↓

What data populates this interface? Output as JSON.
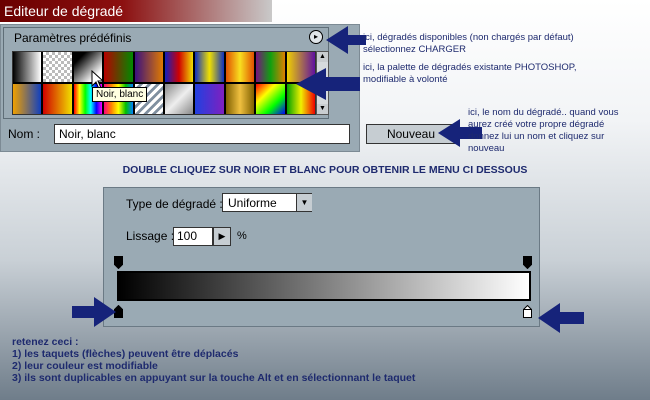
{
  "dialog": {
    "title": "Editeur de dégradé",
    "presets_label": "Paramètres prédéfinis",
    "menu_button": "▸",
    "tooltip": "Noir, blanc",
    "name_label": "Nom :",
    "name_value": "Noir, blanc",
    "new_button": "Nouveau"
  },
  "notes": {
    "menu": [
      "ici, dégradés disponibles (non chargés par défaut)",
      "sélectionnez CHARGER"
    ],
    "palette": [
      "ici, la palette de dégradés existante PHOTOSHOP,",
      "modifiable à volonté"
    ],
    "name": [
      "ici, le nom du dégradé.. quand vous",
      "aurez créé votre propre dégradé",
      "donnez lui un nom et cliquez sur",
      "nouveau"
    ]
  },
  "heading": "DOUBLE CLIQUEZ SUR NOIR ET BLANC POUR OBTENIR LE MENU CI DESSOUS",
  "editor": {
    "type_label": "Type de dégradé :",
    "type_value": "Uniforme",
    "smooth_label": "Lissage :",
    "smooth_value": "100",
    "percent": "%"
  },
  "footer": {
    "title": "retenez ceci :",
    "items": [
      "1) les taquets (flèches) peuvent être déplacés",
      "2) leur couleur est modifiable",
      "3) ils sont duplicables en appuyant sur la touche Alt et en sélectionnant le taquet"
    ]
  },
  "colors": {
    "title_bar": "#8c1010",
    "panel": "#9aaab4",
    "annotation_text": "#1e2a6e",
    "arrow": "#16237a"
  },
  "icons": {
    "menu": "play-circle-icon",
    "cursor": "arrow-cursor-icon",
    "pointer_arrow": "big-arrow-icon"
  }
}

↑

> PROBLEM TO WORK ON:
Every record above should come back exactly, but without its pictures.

> FINAL ANSWER:
What data populates this interface? Output as JSON.
{
  "dialog": {
    "title": "Editeur de dégradé",
    "presets_label": "Paramètres prédéfinis",
    "menu_button": "▸",
    "tooltip": "Noir, blanc",
    "name_label": "Nom :",
    "name_value": "Noir, blanc",
    "new_button": "Nouveau"
  },
  "notes": {
    "menu": [
      "ici, dégradés disponibles (non chargés par défaut)",
      "sélectionnez CHARGER"
    ],
    "palette": [
      "ici, la palette de dégradés existante PHOTOSHOP,",
      "modifiable à volonté"
    ],
    "name": [
      "ici, le nom du dégradé.. quand vous",
      "aurez créé votre propre dégradé",
      "donnez lui un nom et cliquez sur",
      "nouveau"
    ]
  },
  "heading": "DOUBLE CLIQUEZ SUR NOIR ET BLANC POUR OBTENIR LE MENU CI DESSOUS",
  "editor": {
    "type_label": "Type de dégradé :",
    "type_value": "Uniforme",
    "smooth_label": "Lissage :",
    "smooth_value": "100",
    "percent": "%"
  },
  "footer": {
    "title": "retenez ceci :",
    "items": [
      "1) les taquets (flèches) peuvent être déplacés",
      "2) leur couleur est modifiable",
      "3) ils sont duplicables en appuyant sur la touche Alt et en sélectionnant le taquet"
    ]
  },
  "colors": {
    "title_bar": "#8c1010",
    "panel": "#9aaab4",
    "annotation_text": "#1e2a6e",
    "arrow": "#16237a"
  },
  "icons": {
    "menu": "play-circle-icon",
    "cursor": "arrow-cursor-icon",
    "pointer_arrow": "big-arrow-icon"
  }
}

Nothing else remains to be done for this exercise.